According to DrugScope, there has been some indication in recent years that street dealers have moved to metric measurements to weigh sales.

Is it the real thing? It’s been know that some people sell blocks of mud, stock cubes and garden herbs. The most unpure cannabis is called ‘soap bar’. It’s contaminated with all sorts of things. This makes it cheaper but it’s a false economy really as it is often harder to get stoned.

Paraphernalia / what to look out for

  • King-size ‘Rizla’ papers (if available, usually with bits torn off the cardboard packaging).
  • Remnants of unsmoked cigarettes (the tobacco taken out).
  • Bongs or pipes used to smoke cannabis. These could be home made from plastic bottles, biros, tin foil etc.
  • You may be able to detect the distinctive herbal smell of cannabis. Click here to smell. Just joking.

Possible short-term indicators

  • Usually makes people feel relaxed, giggly and talkative.
  • Users may report enhanced awareness and appreciation.
  • Some users may get the ‘munchies’ (a craving for sweet / processed food)
  • Eyes may become bloodshot
  • Used as a relaxant and mild intoxicant. If the user is anxious or depressed, it could make him or her feel worse. Users could feel nauseous, anxious, paranoid, confused, depressed or have panic attacks.
  • Makes concentration and quick reactions difficult. Will affect driving.

Possible longer-term indicators

  • Psychological dependence and respiratory problems possible. If smoked with tobacco, lung cancer is possible.
  • A user may experience the following: – lack of motivation and general lethargy, mood swings possible paranoia, drug induced psychosis (very rare, but rising in total numbers affected), short-term memory loss.
  • Frequent use of cannabis can cut a man’s sperm count and suppress ovulation in women.

The Frank website ( says of cannabis:

Some research has shown that cannabis may worsen mental illnesses like schizophrenia.
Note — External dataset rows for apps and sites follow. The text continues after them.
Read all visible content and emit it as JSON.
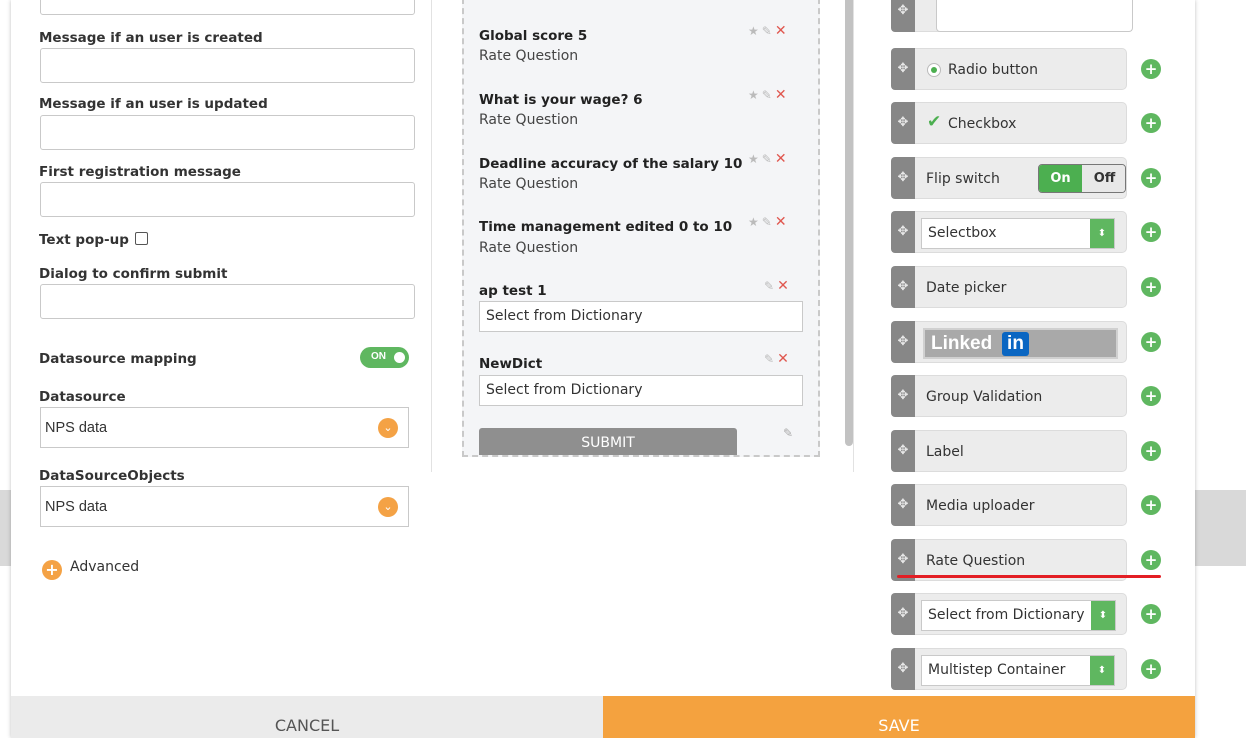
{
  "settings": {
    "msg_created_label": "Message if an user is created",
    "msg_updated_label": "Message if an user is updated",
    "first_reg_label": "First registration message",
    "text_popup_label": "Text pop-up",
    "dialog_confirm_label": "Dialog to confirm submit",
    "ds_mapping_label": "Datasource mapping",
    "ds_mapping_toggle": "ON",
    "datasource_label": "Datasource",
    "datasource_value": "NPS data",
    "ds_objects_label": "DataSourceObjects",
    "ds_objects_value": "NPS data",
    "advanced_label": "Advanced"
  },
  "preview": {
    "questions": [
      {
        "title": "Global score 5",
        "subtitle": "Rate Question"
      },
      {
        "title": "What is your wage? 6",
        "subtitle": "Rate Question"
      },
      {
        "title": "Deadline accuracy of the salary 10",
        "subtitle": "Rate Question"
      },
      {
        "title": "Time management edited 0 to 10",
        "subtitle": "Rate Question"
      },
      {
        "title": "ap test 1",
        "select_value": "Select from Dictionary"
      },
      {
        "title": "NewDict",
        "select_value": "Select from Dictionary"
      }
    ],
    "submit_label": "SUBMIT"
  },
  "palette": {
    "radio": "Radio button",
    "checkbox": "Checkbox",
    "flip_switch": "Flip switch",
    "flip_on": "On",
    "flip_off": "Off",
    "selectbox": "Selectbox",
    "date_picker": "Date picker",
    "linkedin_text": "Linked",
    "linkedin_in": "in",
    "group_validation": "Group Validation",
    "label": "Label",
    "media_uploader": "Media uploader",
    "rate_question": "Rate Question",
    "select_dictionary": "Select from Dictionary",
    "multistep": "Multistep Container"
  },
  "footer": {
    "cancel": "CANCEL",
    "save": "SAVE"
  },
  "colors": {
    "accent_orange": "#f4a23f",
    "accent_green": "#5fb760",
    "delete_red": "#e0574f",
    "highlight_red": "#e31e24"
  }
}
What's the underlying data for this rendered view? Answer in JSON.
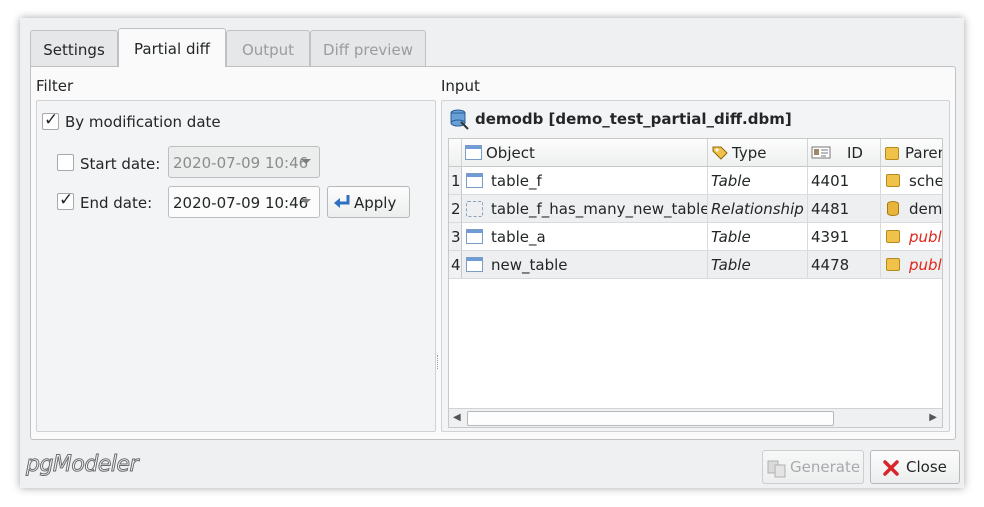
{
  "tabs": [
    {
      "label": "Settings",
      "state": "normal"
    },
    {
      "label": "Partial diff",
      "state": "active"
    },
    {
      "label": "Output",
      "state": "disabled"
    },
    {
      "label": "Diff preview",
      "state": "disabled"
    }
  ],
  "filter": {
    "title": "Filter",
    "by_mod_date": {
      "label": "By modification date",
      "checked": true
    },
    "start_date": {
      "label": "Start date:",
      "checked": false,
      "value": "2020-07-09 10:46",
      "enabled": false
    },
    "end_date": {
      "label": "End date:",
      "checked": true,
      "value": "2020-07-09 10:46",
      "enabled": true
    },
    "apply_label": "Apply"
  },
  "input": {
    "title": "Input",
    "db_title": "demodb [demo_test_partial_diff.dbm]",
    "columns": [
      "Object",
      "Type",
      "ID",
      "Parent"
    ],
    "rows": [
      {
        "num": "1",
        "object": "table_f",
        "type": "Table",
        "id": "4401",
        "parent": "schema",
        "parent_icon": "schema-icon",
        "object_icon": "table-icon"
      },
      {
        "num": "2",
        "object": "table_f_has_many_new_table",
        "type": "Relationship",
        "id": "4481",
        "parent": "demodb",
        "parent_icon": "database-icon",
        "object_icon": "relationship-icon"
      },
      {
        "num": "3",
        "object": "table_a",
        "type": "Table",
        "id": "4391",
        "parent": "public",
        "parent_icon": "schema-icon",
        "object_icon": "table-icon"
      },
      {
        "num": "4",
        "object": "new_table",
        "type": "Table",
        "id": "4478",
        "parent": "public",
        "parent_icon": "schema-icon",
        "object_icon": "table-icon"
      }
    ]
  },
  "footer": {
    "logo": "pgModeler",
    "generate_label": "Generate",
    "close_label": "Close"
  },
  "colors": {
    "accent": "#3daee9",
    "close_red": "#d7262b",
    "parent_red": "#e0261a"
  }
}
It may also slow down any recovery from these illnesses. If you’ve got a history of mental illness in the family you should think very carefully about getting stoned. Cannabis can cause a range of mental health problems from short lived and more common problems such as anxiety and paranoid feelings, to less common difficulties with actual psychotic states that may require medical treatment. These problems may fade away over several days after stopping using cannabis but occasionally may require a stay in hospital.

Harm reduction

  • Refer to general suggestions.
  • Stop using. Obviously the most effective way to reduce harm is not to use. Or at least cut down on how much, and how often you use.
  • Don’t use cannabis and drive, or use machinery whilst under the influence.
  • Eating cannabis (cakes or cookies) instead of smoking. But it takes a lot longer to feel the effects after eating cannabis than it does with smoking. This can make it difficult to judge the dose and people can become a lot more stoned than they anticipated. It’s also worth keeping in mind that more time will be needed for the drug to wear off, which may be important when it comes to driving or other tasks.
  • Don’t use cannabis and drive, or use machinery whilst under the influence.

Legal status

  • Cannabis is a Class B drug – it’s illegal to have for yourself, give away or sell.
  • Possession is illegal whatever you’re using it for, including pain relief. The penalty is up to five years in jail.
  • Supplying someone else can get you fourteen years and an unlimited fine.
  • Supplying your mates, even if you give it away, is also considered ‘supplying’ under the law.